Balance of payment

It is the government’s responsibility to provide an environment in which exports can grow without an excessive growth in imports and create a climate in which the country’s foreign currency earnings at least match or preferably exceed the country’s demand for foreign currency. That is working hard to achieve a favourable balance of payments. For example, the achievement of a favourable balance of payments depends, in part, on whether changes in exchange rates allow the country’s goods and services to remain price competitive on the international markets. The problem is that, there is high interest rate and there is also high rate of inflation. Higher interest rates tend to slow the growth of the economy because it could reduce the level of aggregate demand for domestic goods and services. Exchange rate could strongly influence the demand for the country’s export as higher inflation rates affect consumer’s income and for that matter the purchasing power. Perhaps what make these problems more serious is that interest rates, exchange rates and inflation could also have an impact on each other and that makes the overall assessment of their impact on the economy more complex so we do not have to underrate the challenge.


I believe we have a competitive advantage in the exports of certain non traditional items like mangoes, banana, pineapples to mention a few, into the European and other international markets. The ministry of Agriculture in collaboration with the Ghana Export Promotion Centre could design an incentive package for our farmers. These may include setting up buying agencies like what is done for the purchasing and marketing of cocoa in the country. There are banks in the country that are capable and willing to extend credit to farmers but for want of collaterals these financial institutions are unable to advance credit. We must be able to do something to assist farmers to get access to credit not to mention provision of technical advices and the supply of subsidised inputs to farmers. We need to invest heavily in our agricultural sector as a first step into solving our economic growth, inflation, unemployment, and balance of payments problems. Also we need to revisit our internally revenue generating system, overhaul it to make it more efficient to get more revenue for infrastructural development. For example a country of our size with both Tema and Takoradi harbors should not look beyond it bothers for exorbitant loans with its concomitant bitter conditionalities. We should do what it takes to harness the operations of the harbors to take care of our revenue requirements. Let us learn from other places like Israel and some of the Scandinavian countries.

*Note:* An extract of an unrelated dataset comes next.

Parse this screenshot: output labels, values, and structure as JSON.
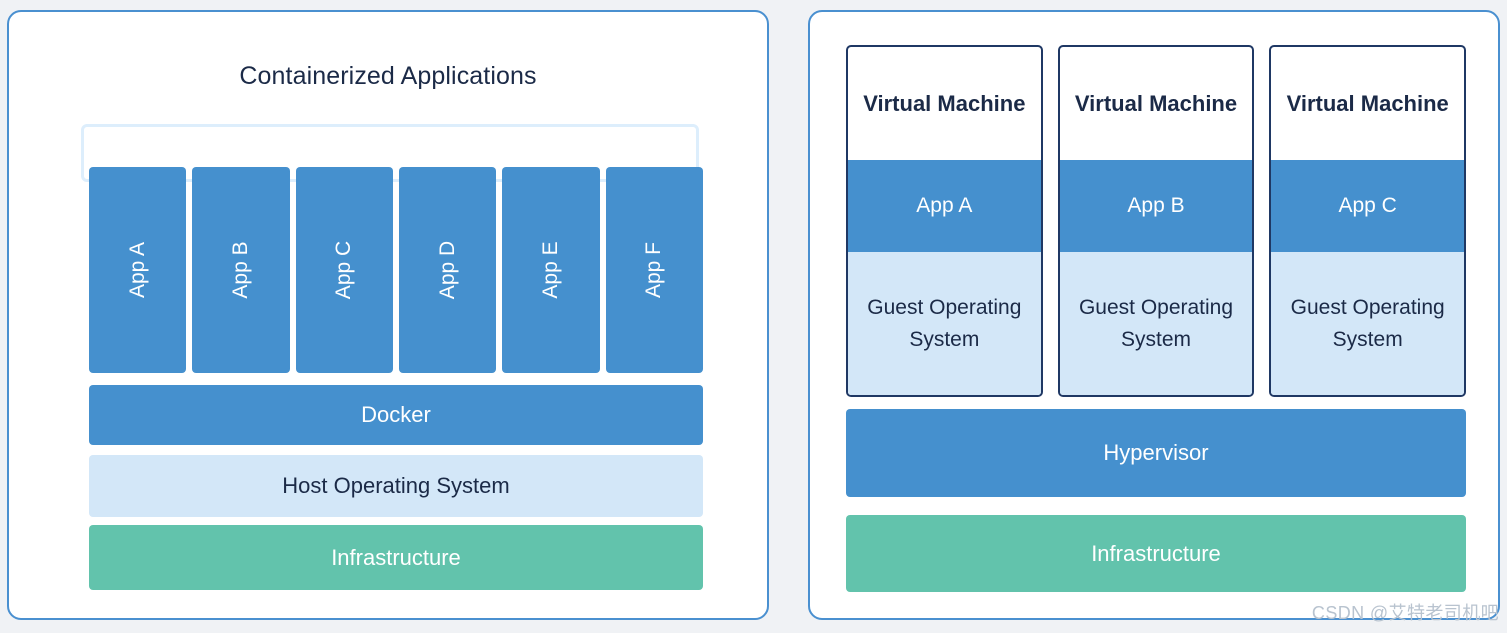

Finally, our system of education must be reviewed to train more people in entrepreneurship, ICT and professionals than can provide value-added services to take up jobs in the growing services sector of the economy as part of tackling the joblessness situation in the country. In addition, we need good governance, efficient public administration devoid of corruption, and transparent and accountable governance to turn the fortunes of our economy around.